In 2008 the Jodsaas Center for Engineering Leadership and Entrepreneurship was established as a gift from UND School of Engineering and Mines Alum, Larry Jodsaas, in an effort to provide engineering students opportunities to develop skills beyond the traditional engineering curriculum, specifically in the realm of leadership and entrepreneurship.

“We try to broaden the horizons of our students and show them where their engineering may lead them. A lot of times that isn’t in a strictly technical job, but it’s a business related job where they’re still using the critical thinking and problem solving skills they learned here, but applying it in a different way,” Tande said.

Paulin emphasized the Center’s focus on “soft skills” in their educational process.

“Most engineering coursework is on hard skills; calculus, measuring rocks chemistry. Soft skills include: personal skills, group skills, business skills, and social sciences in contrast to the hard sciences.”

As listed on UND’s website, the mission of the center includes:

1. Developing the leadership and entrepreneurship skills of our students

2. Promoting the formation and development of student-led entrepreneurial ventures

3. Serving as the link between the School of Engineering and Mines and other established programs on campus, including the Center for Innovation and the Entrepreneurship Program within the College of Business.

Jodsaas Center hosts seminars, workshops, and provides students with resources to aid them in the achievement of these goals.

“Business is the way that people get things, so if you develop a way of delivering clean water everywhere, you’re going to need an organization to go out and make it happen.” Paulin said in regards to the entrepreneurial aspect the Jodsaas Center provides for the students it caters to.

The Jodsaas Center has expanded what it has to offer since its conception, due in part to a $150,000 donation from the Larson Foundation. This includes a workshop series for engineers who are working, and one for engineering students the in coordination with the EERC (Energy and Environmental Research Center), featuring the retired dean of business school, and a business best practice alumni.

Upcoming events put on by the Jodsaas Center include seminars on how to conduct a successful job interview, and how to write a resume.
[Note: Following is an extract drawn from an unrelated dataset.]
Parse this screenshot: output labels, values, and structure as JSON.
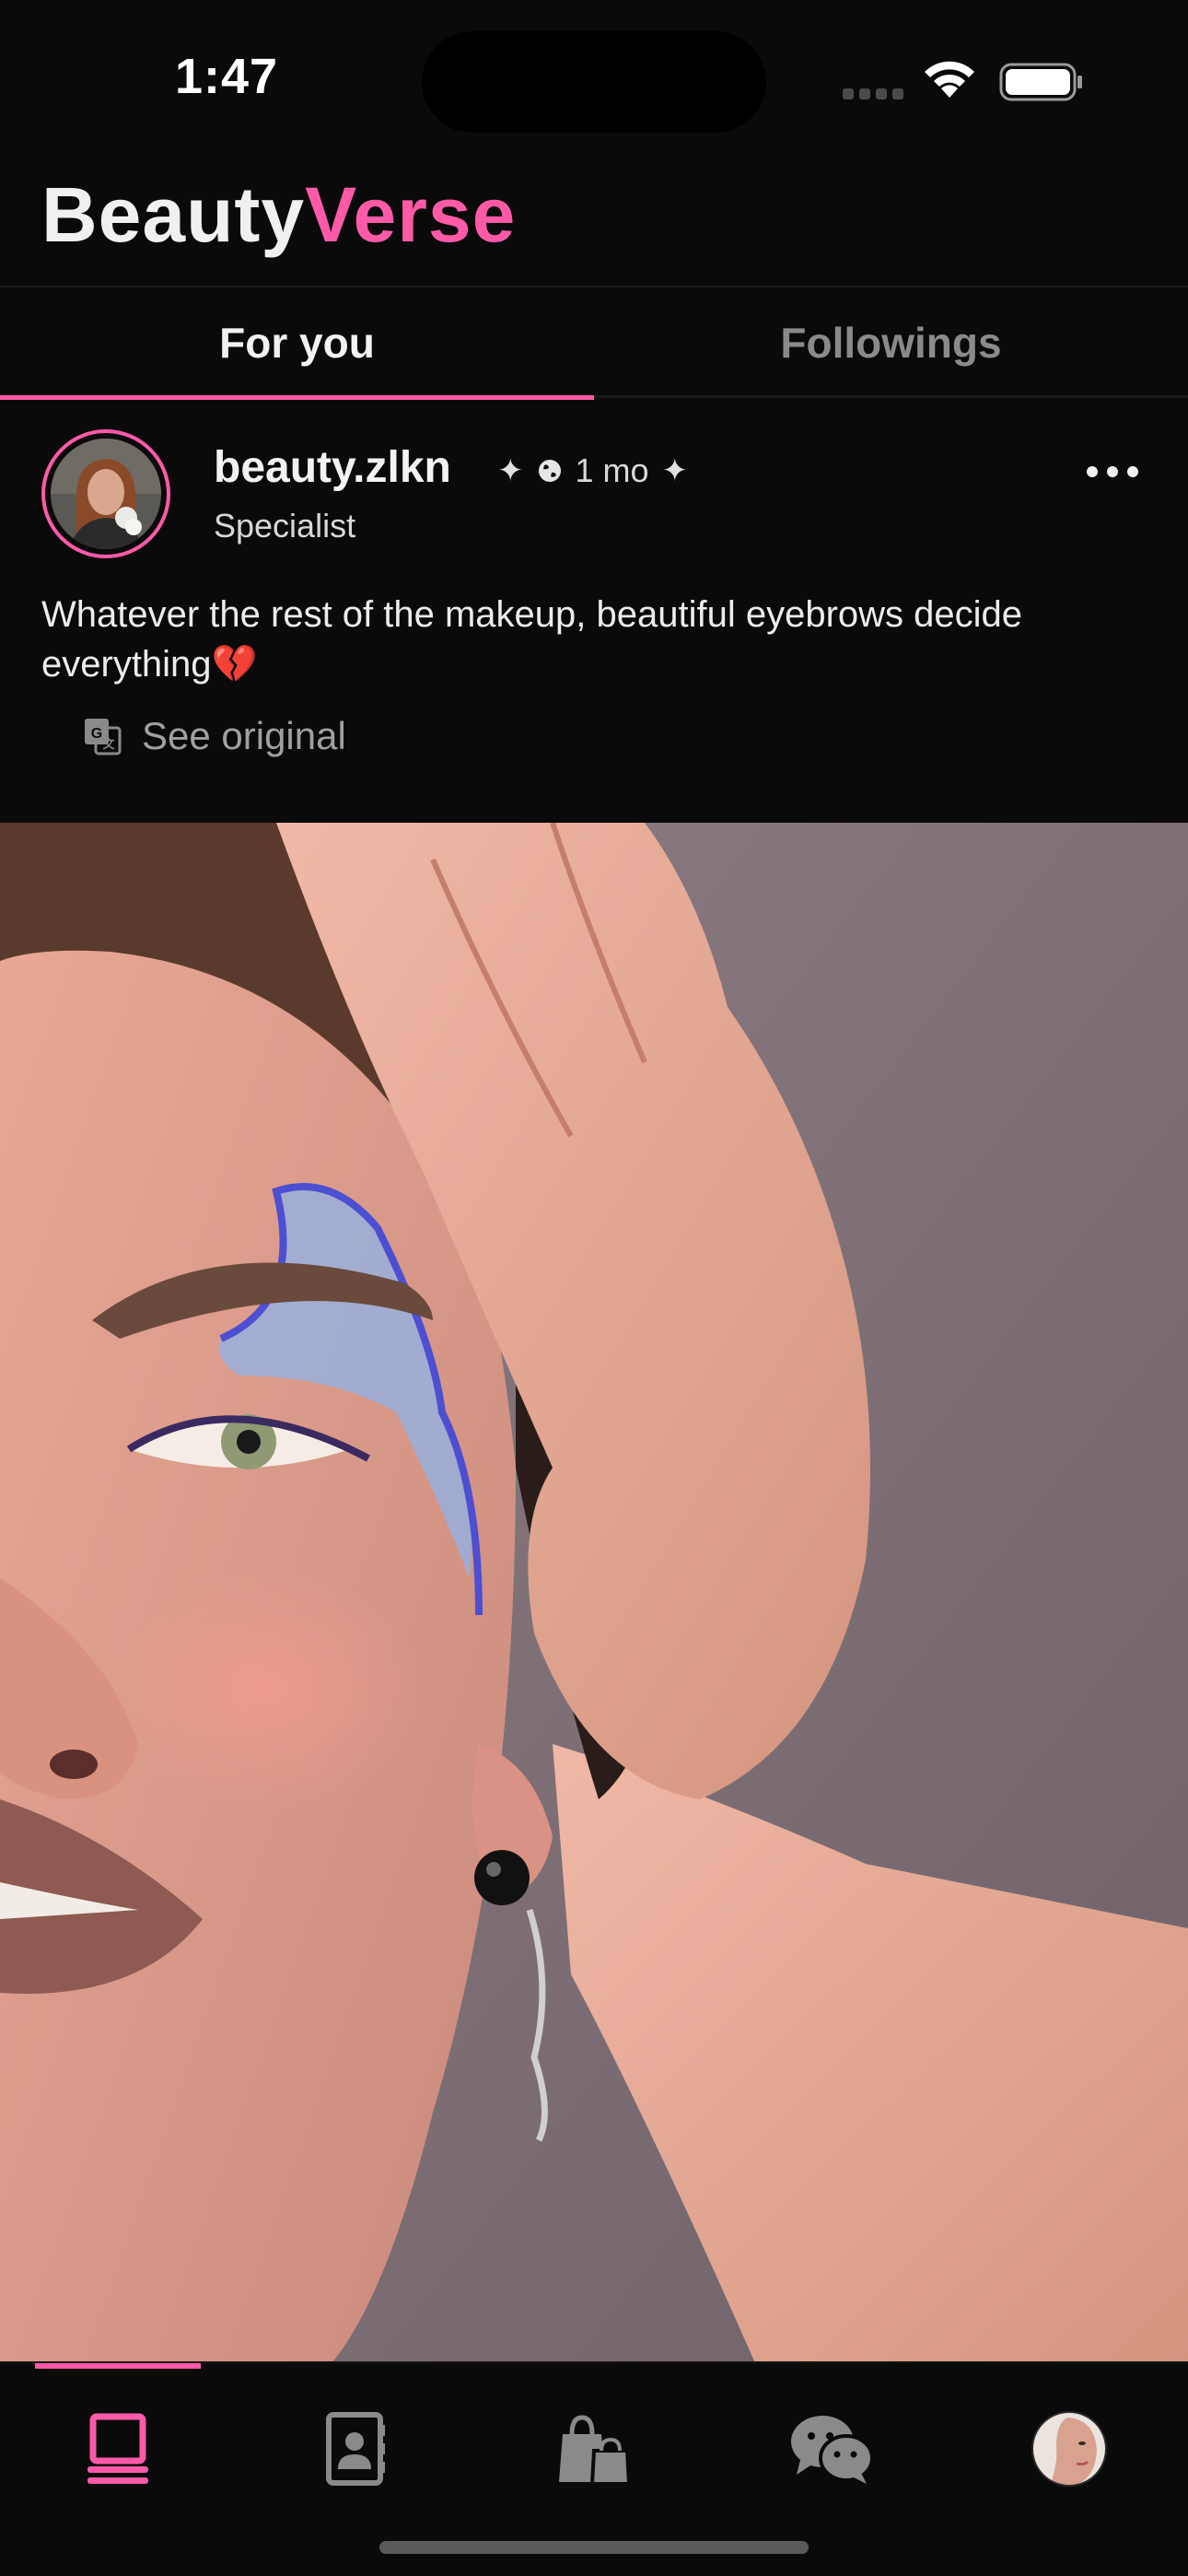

Students should stop by the center if interested, or email William Paulin at [email protected].

David Satre is the news editor for The Dakota Student. He can be reached at [email protected]